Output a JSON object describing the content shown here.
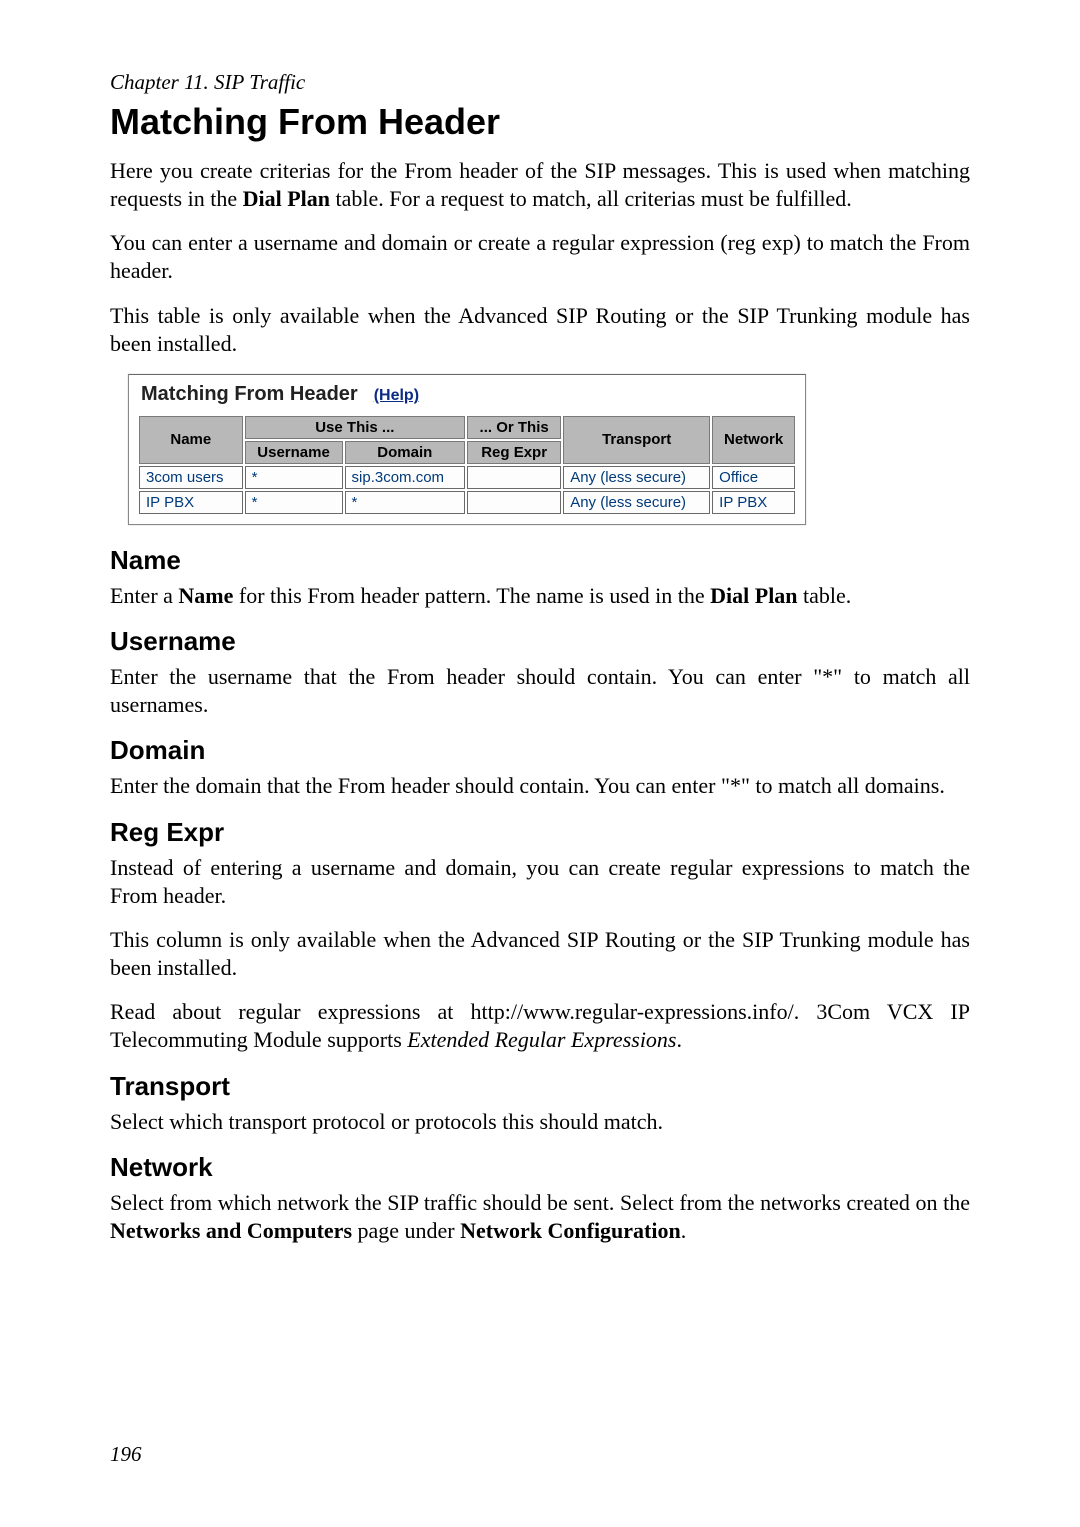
{
  "chapter_line": "Chapter 11. SIP Traffic",
  "page_title": "Matching From Header",
  "page_number": "196",
  "intro": {
    "p1_a": "Here you create criterias for the From header of the SIP messages. This is used when matching requests in the ",
    "p1_b": "Dial Plan",
    "p1_c": " table. For a request to match, all criterias must be fulfilled.",
    "p2": "You can enter a username and domain or create a regular expression (reg exp) to match the From header.",
    "p3": "This table is only available when the Advanced SIP Routing or the SIP Trunking module has been installed."
  },
  "screenshot": {
    "title": "Matching From Header",
    "help_label": "(Help)",
    "header_groups": {
      "name": "Name",
      "use_this": "Use This ...",
      "or_this": "... Or This",
      "transport": "Transport",
      "network": "Network"
    },
    "sub_headers": {
      "username": "Username",
      "domain": "Domain",
      "reg_expr": "Reg Expr"
    },
    "rows": [
      {
        "name": "3com users",
        "username": "*",
        "domain": "sip.3com.com",
        "reg_expr": "",
        "transport": "Any (less secure)",
        "network": "Office"
      },
      {
        "name": "IP PBX",
        "username": "*",
        "domain": "*",
        "reg_expr": "",
        "transport": "Any (less secure)",
        "network": "IP PBX"
      }
    ]
  },
  "sections": {
    "name": {
      "heading": "Name",
      "p1_a": "Enter a ",
      "p1_b": "Name",
      "p1_c": " for this From header pattern. The name is used in the ",
      "p1_d": "Dial Plan",
      "p1_e": " table."
    },
    "username": {
      "heading": "Username",
      "p1": "Enter the username that the From header should contain. You can enter \"*\" to match all usernames."
    },
    "domain": {
      "heading": "Domain",
      "p1": "Enter the domain that the From header should contain. You can enter \"*\" to match all domains."
    },
    "reg_expr": {
      "heading": "Reg Expr",
      "p1": "Instead of entering a username and domain, you can create regular expressions to match the From header.",
      "p2": "This column is only available when the Advanced SIP Routing or the SIP Trunking module has been installed.",
      "p3_a": "Read about regular expressions at http://www.regular-expressions.info/. 3Com VCX IP Telecommuting Module supports ",
      "p3_b": "Extended Regular Expressions",
      "p3_c": "."
    },
    "transport": {
      "heading": "Transport",
      "p1": "Select which transport protocol or protocols this should match."
    },
    "network": {
      "heading": "Network",
      "p1_a": "Select from which network the SIP traffic should be sent. Select from the networks created on the ",
      "p1_b": "Networks and Computers",
      "p1_c": " page under ",
      "p1_d": "Network Configuration",
      "p1_e": "."
    }
  }
}
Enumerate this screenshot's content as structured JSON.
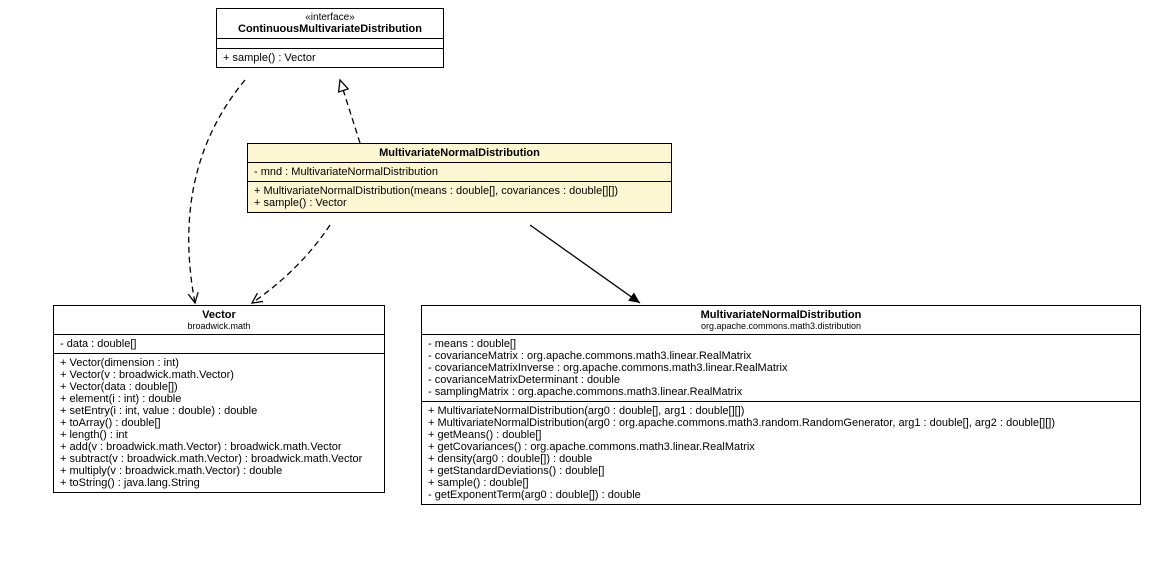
{
  "interface": {
    "stereotype": "«interface»",
    "name": "ContinuousMultivariateDistribution",
    "methods": "+ sample() : Vector"
  },
  "mnd": {
    "name": "MultivariateNormalDistribution",
    "attrs": "- mnd : MultivariateNormalDistribution",
    "methods": "+ MultivariateNormalDistribution(means : double[], covariances : double[][])\n+ sample() : Vector"
  },
  "vector": {
    "name": "Vector",
    "pkg": "broadwick.math",
    "attrs": "- data : double[]",
    "methods": "+ Vector(dimension : int)\n+ Vector(v : broadwick.math.Vector)\n+ Vector(data : double[])\n+ element(i : int) : double\n+ setEntry(i : int, value : double) : double\n+ toArray() : double[]\n+ length() : int\n+ add(v : broadwick.math.Vector) : broadwick.math.Vector\n+ subtract(v : broadwick.math.Vector) : broadwick.math.Vector\n+ multiply(v : broadwick.math.Vector) : double\n+ toString() : java.lang.String"
  },
  "apache": {
    "name": "MultivariateNormalDistribution",
    "pkg": "org.apache.commons.math3.distribution",
    "attrs": "- means : double[]\n- covarianceMatrix : org.apache.commons.math3.linear.RealMatrix\n- covarianceMatrixInverse : org.apache.commons.math3.linear.RealMatrix\n- covarianceMatrixDeterminant : double\n- samplingMatrix : org.apache.commons.math3.linear.RealMatrix",
    "methods": "+ MultivariateNormalDistribution(arg0 : double[], arg1 : double[][])\n+ MultivariateNormalDistribution(arg0 : org.apache.commons.math3.random.RandomGenerator, arg1 : double[], arg2 : double[][])\n+ getMeans() : double[]\n+ getCovariances() : org.apache.commons.math3.linear.RealMatrix\n+ density(arg0 : double[]) : double\n+ getStandardDeviations() : double[]\n+ sample() : double[]\n- getExponentTerm(arg0 : double[]) : double"
  }
}
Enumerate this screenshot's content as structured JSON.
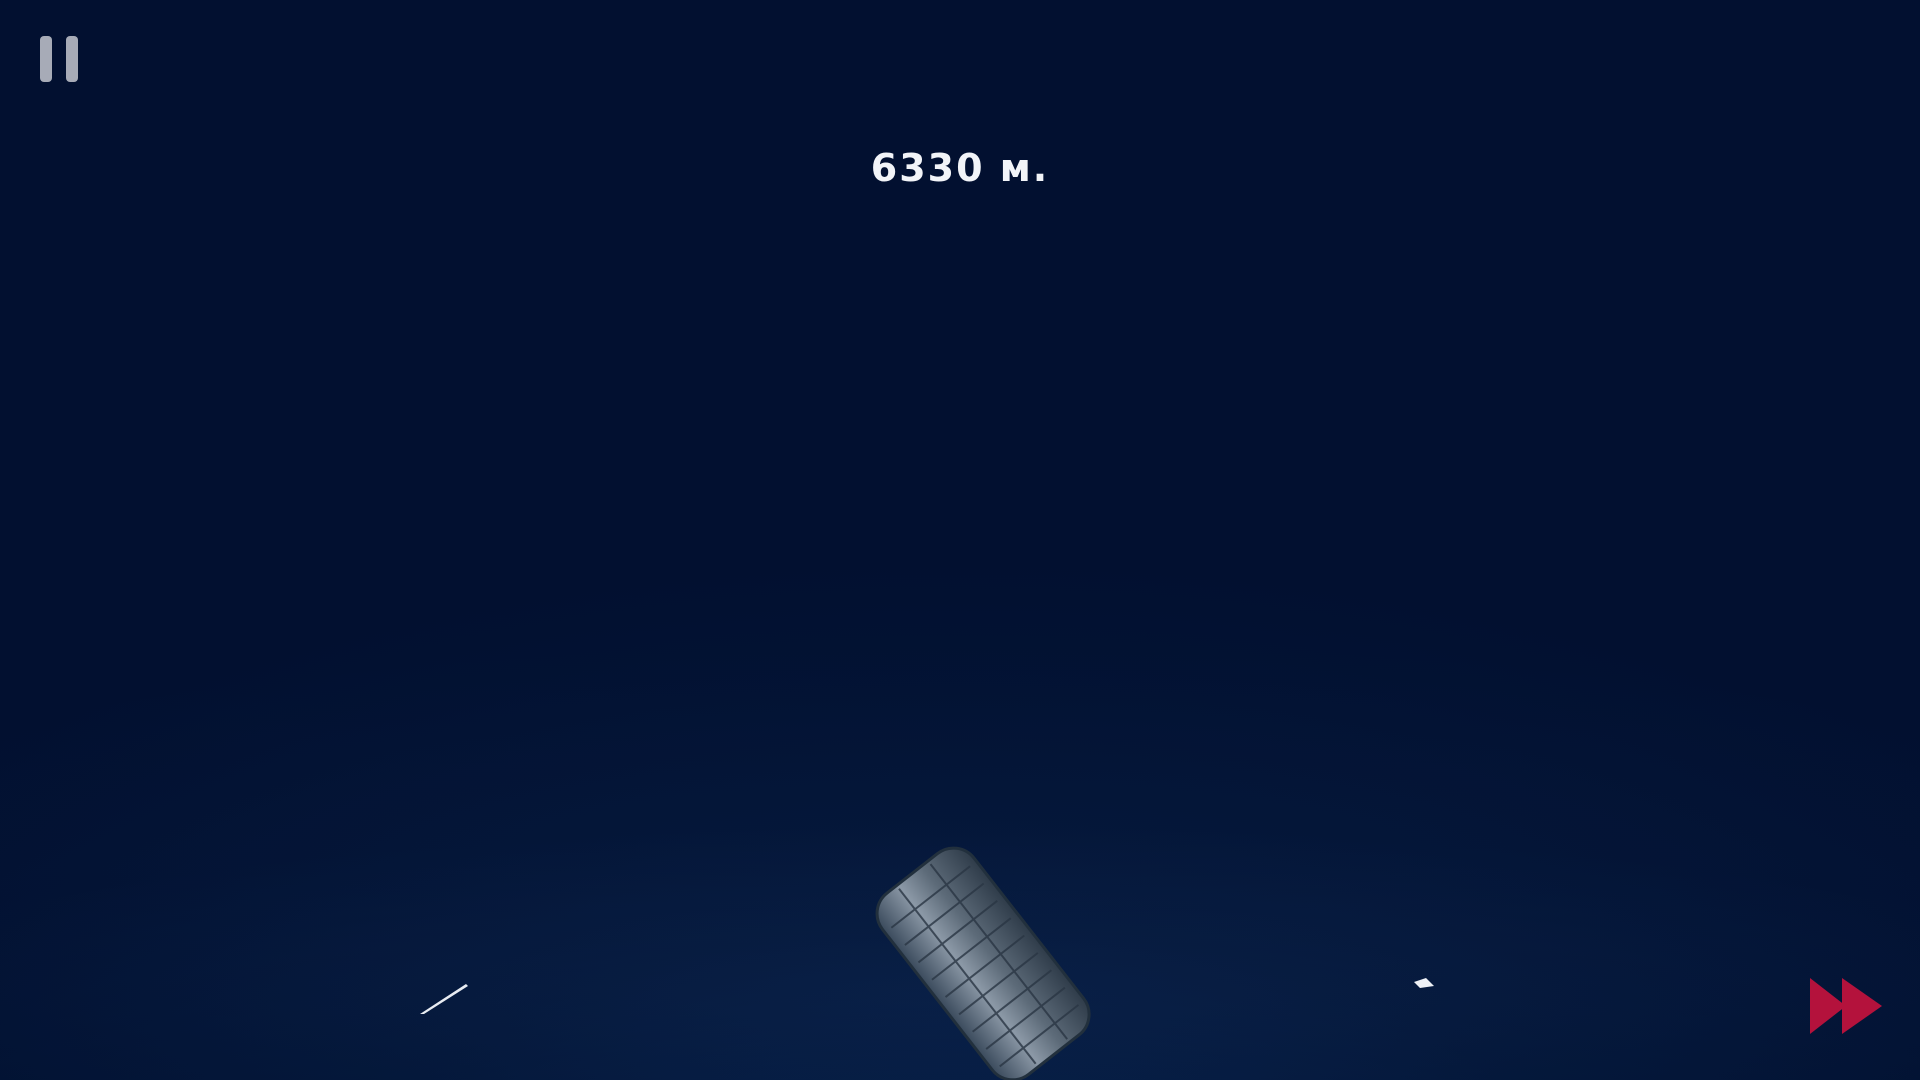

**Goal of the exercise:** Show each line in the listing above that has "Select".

**Answer section:**
      "p1": "Select which transport protocol or protocols this should match."
      "p1_a": "Select from which network the SIP traffic should be sent. Select from the networks created on the ",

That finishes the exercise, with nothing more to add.